Let us come together. Let us build power together. Let us show compassion together. Let us lift up justice today and every day.

The Denver Foundation & Mile High Connects: Working to Advance Equitable Communities

In addition to being the fiscal and physical home of Mile High Connects, The Denver Foundation (TDF) is a strong partner in MHC’s efforts to ensure that the Denver region’s communities offer all residents the opportunity for a high quality of life. As a member of the MHC Steering Committee, TDF helps to guide MHC’s overall strategy, and TDF’s Economic Opportunity program provides supports MHC’s core activities through an annual grant. The two organizations also work together on the ground through specific projects and partnerships to advance both groups’ missions.

One of the many areas in which TDF and MHC work closely together is in developing a network of anchor institutions throughout the region that are focused on building community wealth in the neighborhoods and places in which they are located. Educational and health care institutions, as well as municipal governments, are deeply anchored in particular communities. They have tremendous potential to be economic anchors for these communities, especially by approaching their hiring and purchasing through a local lens. Sprawling campuses like the University of Colorado’s Anschutz Medical Campus in Aurora contain within them thousands of jobs, and they spend millions of dollars on everything from sophisticated medical equipment to hospital scrubs, food, office supplies, and services like childcare that their employees need to be successful at their jobs. MHC and TDF identified educational, health care, and municipal institutions throughout the Denver region that are easily accessible through the region’s mass transit system, and invited them to meet together in early April 2016 to discuss how they might work together to strengthen the communities in which they are located.

Institutions such as the Anschutz Medical Campus, Regis University, St. Anthony’s Hospital, the University of Denver, and the University of Colorado’s Denver campus have all indicated their interest in supporting the neighborhoods and residents in their surrounding community through a variety of strategies. MHC and TDF are working with some of the individual institutions to help them develop hire local programs, which may include training for those facing barrier to employment to qualify for jobs with the institution, and to review procurement policies to determine where their supply chains can be adjusted to focus more on local businesses. MHC and TDF are also developing a broader strategy to connect these institutions in an anchor network that will develop strategies to collectively harness their hiring and buying power in ways that will benefit the region’s most vulnerable residents and communities.

MHC and TDF are also both committed to developing solutions to the accelerating problem of involuntary displacement through gentrification that is occurring in many Denver neighborhoods. TDF has a long history of supporting community organizing and of organizing directly in many neighborhoods in which residents are now under intense financial pressure because of rising rents.
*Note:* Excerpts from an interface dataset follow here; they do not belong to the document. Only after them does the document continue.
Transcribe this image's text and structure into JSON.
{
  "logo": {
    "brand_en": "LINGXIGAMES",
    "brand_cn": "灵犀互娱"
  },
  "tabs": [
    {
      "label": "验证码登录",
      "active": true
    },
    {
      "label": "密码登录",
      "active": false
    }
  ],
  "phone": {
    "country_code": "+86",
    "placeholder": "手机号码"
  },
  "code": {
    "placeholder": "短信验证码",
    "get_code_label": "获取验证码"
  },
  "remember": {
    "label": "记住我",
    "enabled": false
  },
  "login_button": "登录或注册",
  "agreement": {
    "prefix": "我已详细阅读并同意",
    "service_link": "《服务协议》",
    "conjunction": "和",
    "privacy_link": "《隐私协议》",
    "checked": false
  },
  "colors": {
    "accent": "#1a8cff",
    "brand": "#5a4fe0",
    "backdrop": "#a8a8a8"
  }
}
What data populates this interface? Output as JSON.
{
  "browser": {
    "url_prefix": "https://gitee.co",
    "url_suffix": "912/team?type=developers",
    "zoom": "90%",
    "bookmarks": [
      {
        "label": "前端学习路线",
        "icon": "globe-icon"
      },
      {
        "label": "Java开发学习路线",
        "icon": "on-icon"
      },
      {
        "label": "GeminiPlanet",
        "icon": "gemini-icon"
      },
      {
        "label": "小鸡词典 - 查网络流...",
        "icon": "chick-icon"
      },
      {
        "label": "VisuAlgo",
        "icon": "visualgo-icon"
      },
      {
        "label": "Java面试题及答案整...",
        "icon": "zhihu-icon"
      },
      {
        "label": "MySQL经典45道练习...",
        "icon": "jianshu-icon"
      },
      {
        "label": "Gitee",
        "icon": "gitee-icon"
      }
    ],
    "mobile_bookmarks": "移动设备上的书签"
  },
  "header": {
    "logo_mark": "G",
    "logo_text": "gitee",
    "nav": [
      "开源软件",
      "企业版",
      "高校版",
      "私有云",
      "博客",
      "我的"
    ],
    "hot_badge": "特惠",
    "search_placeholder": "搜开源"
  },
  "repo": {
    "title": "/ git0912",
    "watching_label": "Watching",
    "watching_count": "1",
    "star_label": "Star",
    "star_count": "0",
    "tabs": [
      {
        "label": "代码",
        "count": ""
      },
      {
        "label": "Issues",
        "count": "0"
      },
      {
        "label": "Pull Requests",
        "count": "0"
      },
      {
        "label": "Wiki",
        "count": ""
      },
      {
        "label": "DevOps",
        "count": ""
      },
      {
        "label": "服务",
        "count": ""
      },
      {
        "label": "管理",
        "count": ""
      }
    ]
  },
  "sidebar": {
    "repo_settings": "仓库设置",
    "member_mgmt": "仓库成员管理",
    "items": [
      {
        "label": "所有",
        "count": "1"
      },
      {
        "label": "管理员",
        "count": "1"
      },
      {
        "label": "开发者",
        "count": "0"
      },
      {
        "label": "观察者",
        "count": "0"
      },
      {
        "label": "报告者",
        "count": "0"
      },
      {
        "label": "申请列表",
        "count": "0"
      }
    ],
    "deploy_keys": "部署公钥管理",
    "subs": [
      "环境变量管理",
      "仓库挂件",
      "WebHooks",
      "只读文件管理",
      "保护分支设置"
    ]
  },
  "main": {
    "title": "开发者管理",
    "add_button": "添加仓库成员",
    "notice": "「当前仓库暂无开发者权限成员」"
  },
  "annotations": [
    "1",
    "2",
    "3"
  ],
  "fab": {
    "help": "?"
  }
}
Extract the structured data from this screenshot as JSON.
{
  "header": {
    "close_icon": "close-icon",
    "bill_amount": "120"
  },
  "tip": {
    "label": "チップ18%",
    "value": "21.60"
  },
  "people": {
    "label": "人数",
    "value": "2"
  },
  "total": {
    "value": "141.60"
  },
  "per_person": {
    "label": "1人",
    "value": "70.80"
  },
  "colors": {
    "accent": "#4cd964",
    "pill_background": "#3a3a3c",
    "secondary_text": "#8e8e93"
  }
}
In communities like Globeville, Elyria, and Swansea, where transit oriented development is also contributing to skyrocketing housing costs, MHC and TDF are working with community partners to support grassroots strategies to help residents stay in their homes.  In Westwood, MHC and TDF have worked together to provide relocation assistance to very low-income residents of a manufactured home park who were displaced by new development.

The list of partnerships and joint projects could go on and on.  The Denver Foundation is proud and honored to be MHC’s partner in improving the quality of life for all of Metro Denver’s residents.

Stay Informed

Sign up for our newsletter to keep informed of our latest projects.

Newsletter signup
Sending

Get Involved

Donate Volunteer